The brief: With a tradition of producing limited edition bottles, Pernod Ricard UK wanted its latest launch for vodka brand Absolut to stand out. The brief was to take the limited to concept to a “new extreme”
Client: Pernod Ricard UK
Brand: Absolut Vodka
Design: Family Business
UK launch date: September 2012
Brands are obsessed with getting the right look for their packaging – a carefully orchestrated approach to colour and branding to achieve a consistent look. Pernod Ricard is no different but its latest campaign for a limited edition Absolut Vodka bottle had an unpredictable feel – a random element of inconsistency that makes each bottle unique.
Absolut Unique hit stores last month offering a neat twist to one-off editions. Nearly four million bottles have been manufactured for the edition and not one of them is the same – the spray painted look is generally unique.
“We have a long history of producing limited edition bottles but with Absolut Unique we wanted to take the concept to a new extreme,” explains Pernod Ricard UK marketing manager Adam Boita.
The brief was to create a “visual representation” of what the brand represents. According to Boita, the bottles needed to add depth and reinforce the “brand manifesto” – it’s about “transcending the conventional to create the exceptional”.
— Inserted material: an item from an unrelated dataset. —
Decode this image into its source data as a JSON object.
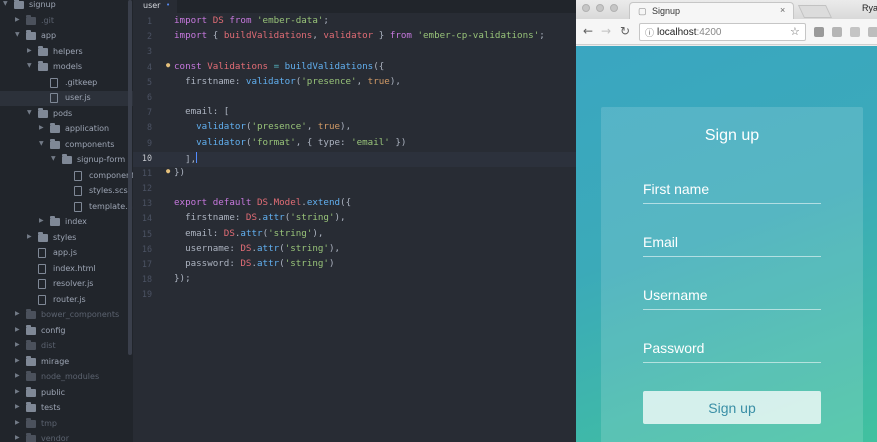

There was nothing conventional about the execution. The project was created in-house by Pernod Ricard and its design agency Family Business. The digital campaign assets were developed by Great Works. And what they wanted was a “one of a kind” look.
“We believe the limited edition bottles provide our customers with additional sales and profit opportunities when supported by maximum standout in-store or back-of-bar, to drive consumer visibility and interaction,” says Boita. “Our customers are all unique, so we wanted to give them each a one-of-a-kind bottle as individual as they are.” To get that stand out, a series of bright colours and patterns were developed.
“The striking look was achieved by colour contrasts and a white matte paper label that features each bottle’s unique number,” adds Boita. “Although the design is described by some as ‘street art’, this isn’t a style we intentionally set out for but is a result of the splash gun machinery and colourful paint used. The bottles have also been referred by others as a bit ‘mad scientist’.” To make the bottles come alive, Pernod Ricard had plenty of work to do on the production side. Getting the effect right meant the entire production line had to be re-engineered. In total, 35 different colours were used and 51 pattern types were applied to nearly four million bottles.
Boita explains: “It required a complex interaction of human and mechanical elements and a carefully orchestrated randomness to achieve the desired end result. Splash guns and colour generating machines were set up and complex coating, pattern and placement algorithms were programmed within the spray heads in order to ensure that no two bottles would be alike.”
The concept development, exploration, testing and planning of Absolut Unique took more than a year and decorating the bottles took several months of production time.
Priced at £21.50, Absolut Unique was launched into the travel retail market in September and will appear in “prestige retailers” this month. Pernod Ricard’s Boita describes the project as one of the brand’s most “inimitable, technically advanced and colourful bottle campaigns ever, offering one-off pieces”.
“The concept of Absolut Unique expresses our passion of design and creativity, and our unshakable confidence in doing things that have never been done before,” he adds. “As a brand we are pioneering, constantly evolving and challenging conventions – our limited edition bottles evolve from this ethos.”
This is far from Absolut’s first limited edition; yet its eye-catching colours and uniqueness are sure to give Absolut an edge in a crowded market. It’s an instant collector’s item; and whether you call the look “street art” or “mad scientist”, you’ll probably want one.